Submitted by Sara.Gustafson on Thu, 08/11/2016 - 14:20
Agriculture in West Africa faces numerous challenges, including soil degradation, market instability, and significant threats from climate change. In response to these obstacles, many adaptation strategies, such as production of non-traditional crop varieties, have been encouraged. It remains less clear, however, what actually drives farmers’ decisions to adopt (or not adopt) these strategies. For example, a farmer may choose to plant a new crop variety in response to a short-term drought or as part of a longer term strategy to adapt to climate change.
Submitted by Sara.Gustafson on Wed, 07/27/2016 - 14:45

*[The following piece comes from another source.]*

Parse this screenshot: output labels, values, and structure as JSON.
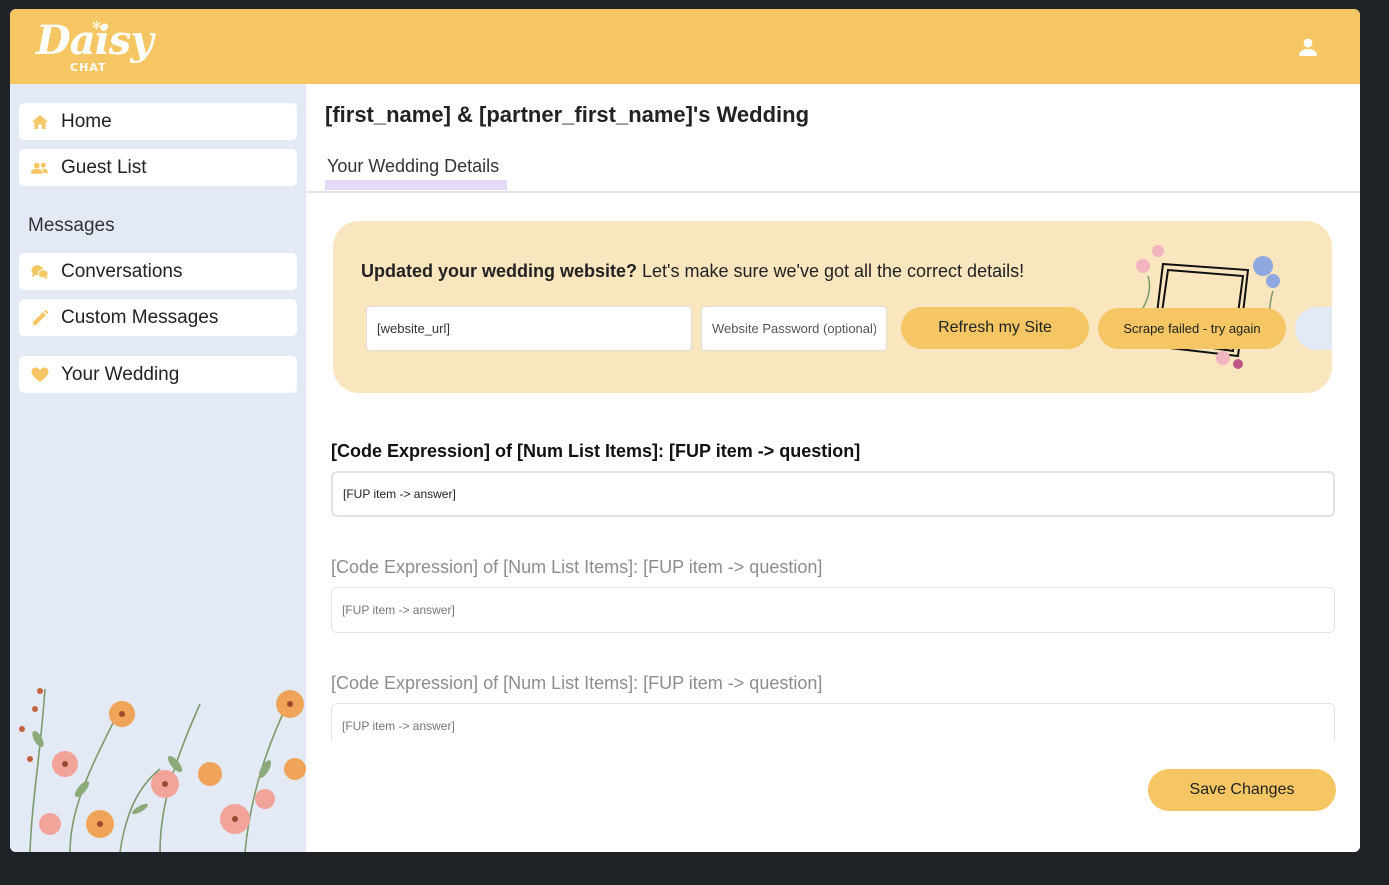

FAO’s Global Information and Early Warning Systems (GIEWS) has released several new country briefs for Africa south of the Sahara. This series of briefs provides an overview of the food security situation in prioritized countries, focusing on the current agricultural season, harvest prospects for staple food crops and livestock, estimates and forecasts of cereal production, and food price and food policy trends.
Submitted by Anonymous on Thu, 07/14/2016 - 17:07
Cautiously Optimistic Outlook for African Agriculture
Submitted by Sara.Gustafson on Thu, 06/23/2016 - 15:19
Stunting, or low height-for-age, remains a significant development challenge throughout much of Africa south of the Sahara. According to the World Health Organization (WHO), childhood stunting can have significant long-term effects, including decreased cognitive and physical development, increased vulnerability to disease, and reduced productive capacity into adulthood.
Submitted by Sara.Gustafson on Tue, 06/21/2016 - 20:44
Submitted by Anonymous on Thu, 06/09/2016 - 14:05
Discussions about the effects of climate change and climate change adaptation often center on changes in crop yields and subsequent changes in food security and incomes. In addition to these immediate impacts, however, climate change can have important secondary effects on a range of other development indicators.